You should also try as hard as possible to minimize your personal burn rate. If you spend very little each month, you can afford to take more career risks. Conversely, if you have a high amount of consistent costs that you need to cover each month, you can afford to take fewer risks. Ensure that you don’t spend more than you earn, and that you are saving up as much money as possible. Financial independence — or at least being less dependent on your salary — allows you to take more risks because you know you have the money you need to survive, even if things don’t work out. If you want to take good career risks, manage your burn rate, and never spend more than you earn.

Another thing you can do to mitigate your risk is to use Jeff Bezos’ regret minimization framework. This mental model states that when making a decision, you should think about how you will feel in ten years if you make that decision now. Will you regret starting a company in ten years? Conversely, will you regret not starting a company in ten years? Most people’s regrets come down to not doing something that they should have done. This is why it is so important to pursue as many good opportunities as you can — you will likely regret not doing so later.

It is important to consider the fact that everyone has different risk tolerances. As financial advisors say, young people can afford to invest in riskier stocks because they have more time to make their money back; older people can afford to take less risks because they don’t have as much time remaining. The best time that you can take risks in your career is when you are young, too. When you have just left school, you should try to do as much as possible to generate opportunities, and pursue the best opportunities that come to you. Do anything that will allow you to build you skills. Getting someone to take a risk on you before everyone else is always difficult, but the hardest part of careers is breaking in. You need to take risks to break into the career you want to pursue. Don’t delay taking risks when you are young; there is no better time to do so.

When you are older and have families to manage, then you are less able to take risks. When you were young, maybe you could pursue a career at a great startup. But when you have a family, you have to think about your income. You most likely will not be able to afford not earning a consistent income from a safer job. That being said, you shouldn’t stop taking risks entirely. In many cases, taking smaller risks when you have more commitments to manage is a good idea, assuming they are asymmetric. Indeed, these risks have capped downside and unlimited upside, which is exactly what you need as a parent or someone who has more family commitments to manage.

When we are thinking about risk tolerances, we should refer back to the idea of opportunity costs: what will you not be able to do if you do something else.

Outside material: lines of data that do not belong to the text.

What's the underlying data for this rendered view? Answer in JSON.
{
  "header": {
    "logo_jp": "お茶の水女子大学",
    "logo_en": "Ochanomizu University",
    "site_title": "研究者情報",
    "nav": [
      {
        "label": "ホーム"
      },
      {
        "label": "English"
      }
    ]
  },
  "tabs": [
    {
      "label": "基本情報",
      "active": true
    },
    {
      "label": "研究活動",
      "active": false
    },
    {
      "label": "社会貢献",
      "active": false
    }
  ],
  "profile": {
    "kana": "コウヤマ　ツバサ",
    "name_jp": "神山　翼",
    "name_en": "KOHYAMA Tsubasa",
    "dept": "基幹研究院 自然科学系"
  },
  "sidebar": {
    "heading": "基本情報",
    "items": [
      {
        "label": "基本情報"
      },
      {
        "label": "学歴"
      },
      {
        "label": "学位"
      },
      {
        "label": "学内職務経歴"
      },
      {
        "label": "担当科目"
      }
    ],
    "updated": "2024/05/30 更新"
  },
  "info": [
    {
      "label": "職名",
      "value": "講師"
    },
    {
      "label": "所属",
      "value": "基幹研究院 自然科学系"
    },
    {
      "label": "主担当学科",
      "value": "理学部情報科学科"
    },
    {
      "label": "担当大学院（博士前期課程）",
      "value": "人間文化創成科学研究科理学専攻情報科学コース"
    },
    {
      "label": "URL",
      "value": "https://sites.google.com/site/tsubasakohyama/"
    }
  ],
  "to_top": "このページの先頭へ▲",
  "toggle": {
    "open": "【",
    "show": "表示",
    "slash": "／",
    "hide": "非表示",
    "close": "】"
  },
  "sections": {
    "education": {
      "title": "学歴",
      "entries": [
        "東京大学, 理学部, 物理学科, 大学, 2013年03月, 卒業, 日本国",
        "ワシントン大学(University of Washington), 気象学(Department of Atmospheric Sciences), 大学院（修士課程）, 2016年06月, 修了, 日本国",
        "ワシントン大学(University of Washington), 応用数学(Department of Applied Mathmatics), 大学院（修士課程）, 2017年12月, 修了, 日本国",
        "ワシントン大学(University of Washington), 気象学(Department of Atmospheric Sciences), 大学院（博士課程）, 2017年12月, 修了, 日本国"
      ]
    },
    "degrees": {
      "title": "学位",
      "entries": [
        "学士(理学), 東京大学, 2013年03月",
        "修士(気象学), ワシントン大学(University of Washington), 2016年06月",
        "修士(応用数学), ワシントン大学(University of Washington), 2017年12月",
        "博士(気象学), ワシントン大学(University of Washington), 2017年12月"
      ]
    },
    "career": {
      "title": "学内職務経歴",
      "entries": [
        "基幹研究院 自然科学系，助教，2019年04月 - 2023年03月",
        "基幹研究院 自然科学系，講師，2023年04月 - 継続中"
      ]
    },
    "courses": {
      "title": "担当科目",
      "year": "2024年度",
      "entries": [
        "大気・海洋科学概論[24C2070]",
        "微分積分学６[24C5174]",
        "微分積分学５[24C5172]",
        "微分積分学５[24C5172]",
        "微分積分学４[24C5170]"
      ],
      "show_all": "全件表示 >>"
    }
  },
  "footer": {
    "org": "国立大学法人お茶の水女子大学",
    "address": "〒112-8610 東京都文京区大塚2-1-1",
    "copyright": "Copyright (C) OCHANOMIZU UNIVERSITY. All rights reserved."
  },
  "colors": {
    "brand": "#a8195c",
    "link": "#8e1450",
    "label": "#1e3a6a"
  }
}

This concept applies to everyone, irrespective of their risk tolerance, and so it is important that any decision we make accounts for what opportunities we may miss. For example, if we have a lot of commitments, working for Google may not be the best idea. Sure, the job will give you a good salary and some job security. But big companies are not the best place for you to learn as there is a lot of bureaucracy and red tape that you have to manage. Whereas if you joined a team with 20 or 30 employees, you would maybe earn a lower salary, but you would earn enough to manage your commitments, while being able to learn more because you are in a high-growth environment.

If you are young and ambitious, though, it is easier to justify bolder decisions. In the next post, I will explore the importance of building your own personal competitive advantage, and how you should approach skills development.

Blog, EssayJames GallagherComment